Braga bring the curtain down on a historic campaign on Wednesday when they face Portuguese rivals FC Porto in the final of the Europa League, and it will be the fifty second game of a season that began back in July. The Europa League, formerly the UEFA Cup, is nothing new to Braga; this is their seventh consecutive season in the competition, but they began it in the Champions League having finished second in Primeira Liga for the first time, excelling under the stewardship of Domingos Jose Paciencia Oliveira.
A 3-0 win over Celtic in a Champions League qualifier at Estadio Municipal de Braga (their intimidating stadium that is carved into the face of the adjacent Monte Castro quarry), followed by a narrow defeat in Scotland ensured another qualifying tie with Sevilla. A 1-0 victory at home paved the way for a thriller in Spain with Braga recording a 4-3 victory that included a second half hat-trick from substitute Lima, earning a place amongst the elite – grouped with Arsenal, Shakhtar Donesk and Partizan Belgrade.
Braga have close ties with Arsenal, changing their original green and white kit to mirror that of the North Londoners, giving birth to their nickname the ‘Arsenalistas’. The current Braga side are also stylistically similar, sharing the same attacking ethos. When the two sides faced each, Braga were on the wrong end of a six goal humbling, although they avenged the defeat with a 2-0 victory in the return leg. Two wins over Partizan and a couple of defeats at the hands of Shakhtar were enough to secure third place in the group and passage to the more familiar territory of the Europa League. Lech Poznan were disposed of to earn a glamour tie with Liverpool. Braga took a 1-0 lead to Anfield and dug in to record a 0-0 draw and a quarter final place for the first time. A pair of draws with Dynamo Kiev earned victory on away goals and an all-Portuguese semi final with Benfica, where an away goal would again prove decisive, as a 2-1 defeat in Lisbon and a nail-biting 1-0 home win set up a dream final with the dominant force in Portugal.

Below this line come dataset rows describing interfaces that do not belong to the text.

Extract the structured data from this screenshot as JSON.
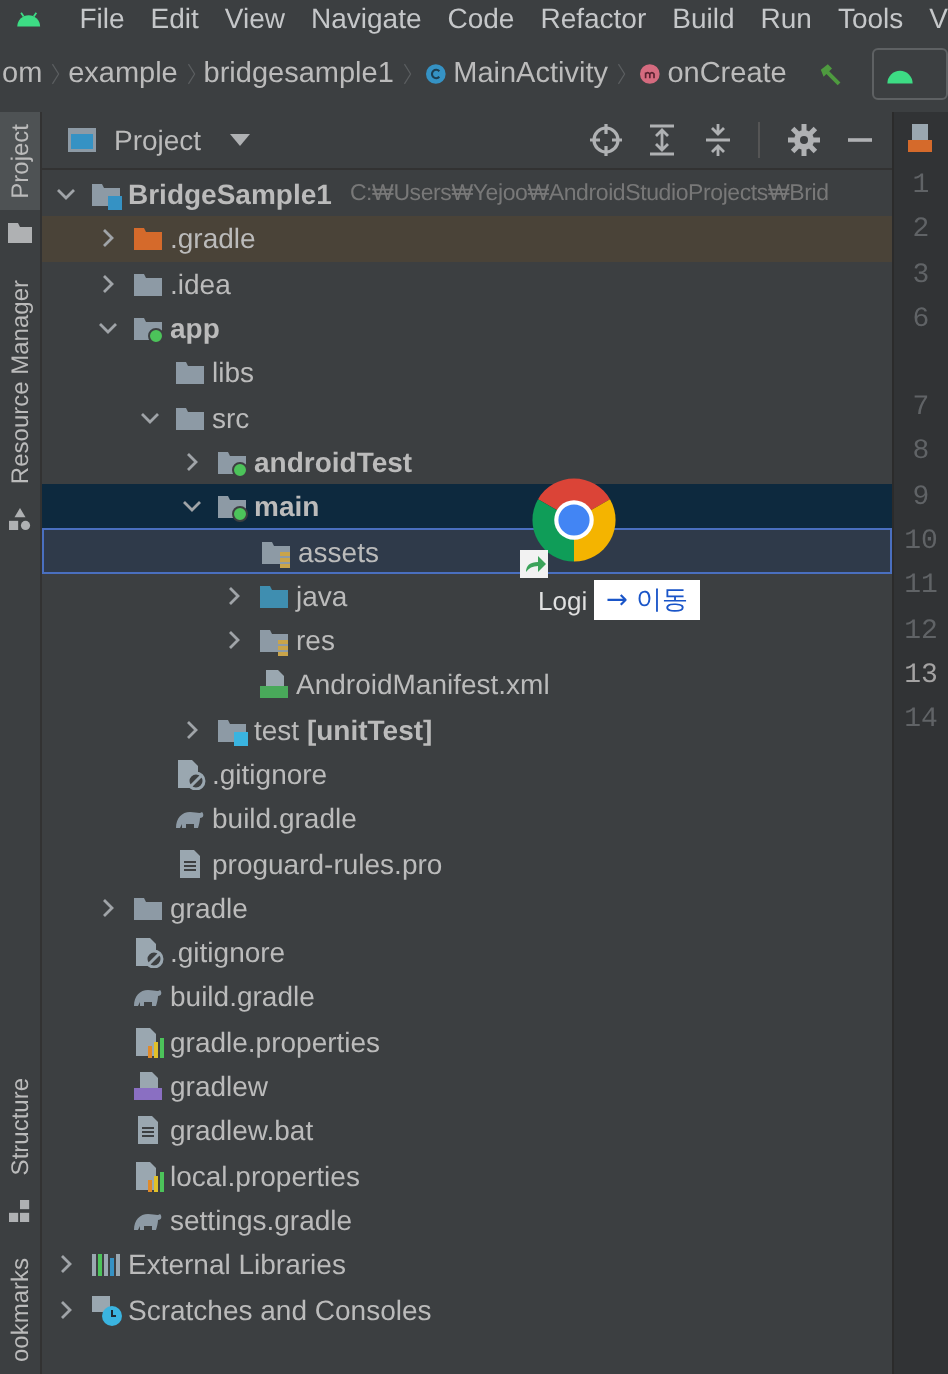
{
  "menu_bar": {
    "items": [
      "File",
      "Edit",
      "View",
      "Navigate",
      "Code",
      "Refactor",
      "Build",
      "Run",
      "Tools",
      "V"
    ]
  },
  "breadcrumbs": [
    {
      "label": "om",
      "kind": "package"
    },
    {
      "label": "example",
      "kind": "package"
    },
    {
      "label": "bridgesample1",
      "kind": "package"
    },
    {
      "label": "MainActivity",
      "kind": "class"
    },
    {
      "label": "onCreate",
      "kind": "method"
    }
  ],
  "side_tabs": {
    "top": [
      {
        "label": "Project",
        "selected": true
      },
      {
        "label": "Resource Manager",
        "selected": false
      }
    ],
    "bottom": [
      {
        "label": "Structure",
        "selected": false
      },
      {
        "label": "ookmarks",
        "selected": false
      }
    ]
  },
  "project_panel": {
    "title": "Project",
    "tree": [
      {
        "name": "BridgeSample1",
        "kind": "root",
        "hint": "C:₩Users₩Yejoo₩AndroidStudioProjects₩Brid",
        "expanded": true,
        "selected": false,
        "drop_target": false,
        "children": [
          {
            "name": ".gradle",
            "kind": "excluded-folder",
            "expanded": false,
            "selected": false,
            "drop_target": false
          },
          {
            "name": ".idea",
            "kind": "folder",
            "expanded": false,
            "selected": false,
            "drop_target": false
          },
          {
            "name": "app",
            "kind": "module",
            "expanded": true,
            "selected": false,
            "drop_target": false,
            "children": [
              {
                "name": "libs",
                "kind": "folder",
                "selected": false,
                "drop_target": false
              },
              {
                "name": "src",
                "kind": "folder",
                "expanded": true,
                "selected": false,
                "drop_target": false,
                "children": [
                  {
                    "name": "androidTest",
                    "kind": "module",
                    "expanded": false,
                    "selected": false,
                    "drop_target": false
                  },
                  {
                    "name": "main",
                    "kind": "module",
                    "expanded": true,
                    "selected": true,
                    "drop_target": false,
                    "children": [
                      {
                        "name": "assets",
                        "kind": "resource-folder",
                        "selected": false,
                        "drop_target": true
                      },
                      {
                        "name": "java",
                        "kind": "source-folder",
                        "expanded": false,
                        "selected": false,
                        "drop_target": false
                      },
                      {
                        "name": "res",
                        "kind": "resource-folder",
                        "expanded": false,
                        "selected": false,
                        "drop_target": false
                      },
                      {
                        "name": "AndroidManifest.xml",
                        "kind": "manifest",
                        "selected": false,
                        "drop_target": false
                      }
                    ]
                  },
                  {
                    "name": "test **[unitTest]**",
                    "kind": "test-folder",
                    "expanded": false,
                    "selected": false,
                    "drop_target": false
                  }
                ]
              },
              {
                "name": ".gitignore",
                "kind": "ignore-file",
                "selected": false,
                "drop_target": false
              },
              {
                "name": "build.gradle",
                "kind": "gradle",
                "selected": false,
                "drop_target": false
              },
              {
                "name": "proguard-rules.pro",
                "kind": "text-file",
                "selected": false,
                "drop_target": false
              }
            ]
          },
          {
            "name": "gradle",
            "kind": "folder",
            "expanded": false,
            "selected": false,
            "drop_target": false
          },
          {
            "name": ".gitignore",
            "kind": "ignore-file",
            "selected": false,
            "drop_target": false
          },
          {
            "name": "build.gradle",
            "kind": "gradle",
            "selected": false,
            "drop_target": false
          },
          {
            "name": "gradle.properties",
            "kind": "properties",
            "selected": false,
            "drop_target": false
          },
          {
            "name": "gradlew",
            "kind": "script",
            "selected": false,
            "drop_target": false
          },
          {
            "name": "gradlew.bat",
            "kind": "text-file",
            "selected": false,
            "drop_target": false
          },
          {
            "name": "local.properties",
            "kind": "properties",
            "selected": false,
            "drop_target": false
          },
          {
            "name": "settings.gradle",
            "kind": "gradle",
            "selected": false,
            "drop_target": false
          }
        ]
      },
      {
        "name": "External Libraries",
        "kind": "libraries",
        "expanded": false,
        "selected": false,
        "drop_target": false
      },
      {
        "name": "Scratches and Consoles",
        "kind": "scratches",
        "expanded": false,
        "selected": false,
        "drop_target": false
      }
    ]
  },
  "drag_overlay": {
    "label": "Logi",
    "tooltip": "→ 이동"
  },
  "gutter": {
    "lines": [
      {
        "number": "1",
        "current": false
      },
      {
        "number": "2",
        "current": false
      },
      {
        "number": "3",
        "current": false
      },
      {
        "number": "6",
        "current": false
      },
      {
        "number": "7",
        "current": false
      },
      {
        "number": "8",
        "current": false
      },
      {
        "number": "9",
        "current": false
      },
      {
        "number": "10",
        "current": false
      },
      {
        "number": "11",
        "current": false
      },
      {
        "number": "12",
        "current": false
      },
      {
        "number": "13",
        "current": true
      },
      {
        "number": "14",
        "current": false
      }
    ]
  }
}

In a league containing 144 registered Brazilian players, Braga’s squad is roughly a 50/50 split between Portuguese and South Americans; subduing Porto’s South Americans will go a long way towards deciding the Dublin showpiece. Fresh from an 8-3 aggregate win over Villarreal in their semi-final, Falcao has already plundered 16 goals – a new competition record – assisted by the powerful, muscular presence of Hulk. Having already beaten them twice in the league, they ended the season a massive 35 points ahead of Braga in an unbeaten domestic campaign, who recorded only 13 wins from 29 games – their league form bearing the strain of competing on so many fronts.

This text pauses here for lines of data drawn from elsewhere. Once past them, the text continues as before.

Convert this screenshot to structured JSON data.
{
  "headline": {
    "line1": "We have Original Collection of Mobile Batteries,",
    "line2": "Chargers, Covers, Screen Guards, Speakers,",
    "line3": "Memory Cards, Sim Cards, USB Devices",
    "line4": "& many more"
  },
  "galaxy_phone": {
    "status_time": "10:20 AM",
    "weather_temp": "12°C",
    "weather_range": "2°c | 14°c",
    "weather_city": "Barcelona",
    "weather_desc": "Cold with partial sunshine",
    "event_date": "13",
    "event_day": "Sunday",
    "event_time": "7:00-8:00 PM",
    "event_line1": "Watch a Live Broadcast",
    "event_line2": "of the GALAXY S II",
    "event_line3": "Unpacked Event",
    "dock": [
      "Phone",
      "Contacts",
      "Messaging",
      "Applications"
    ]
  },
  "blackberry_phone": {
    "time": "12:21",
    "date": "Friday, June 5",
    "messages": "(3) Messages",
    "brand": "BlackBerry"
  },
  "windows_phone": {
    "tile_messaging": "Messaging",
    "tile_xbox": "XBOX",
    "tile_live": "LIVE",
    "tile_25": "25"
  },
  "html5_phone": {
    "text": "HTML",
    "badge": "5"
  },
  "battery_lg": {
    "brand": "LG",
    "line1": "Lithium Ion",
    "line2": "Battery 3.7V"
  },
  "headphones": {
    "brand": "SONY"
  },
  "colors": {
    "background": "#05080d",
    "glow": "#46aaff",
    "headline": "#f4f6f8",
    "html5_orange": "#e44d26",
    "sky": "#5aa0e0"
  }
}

If Braga are to upset the odds, they will need to utilise the pace of Lima, Paulo Cesar and Alan on the counterattack, as they lack a focal point in attack since losing Matheus to Dnipro Dnipropetrovsk in January. With Domingos Paciencia standing down at the end of the season, Braga will want to send him off in style, but it will take a monumental effort to see off the Portuguese ‘invincibles’.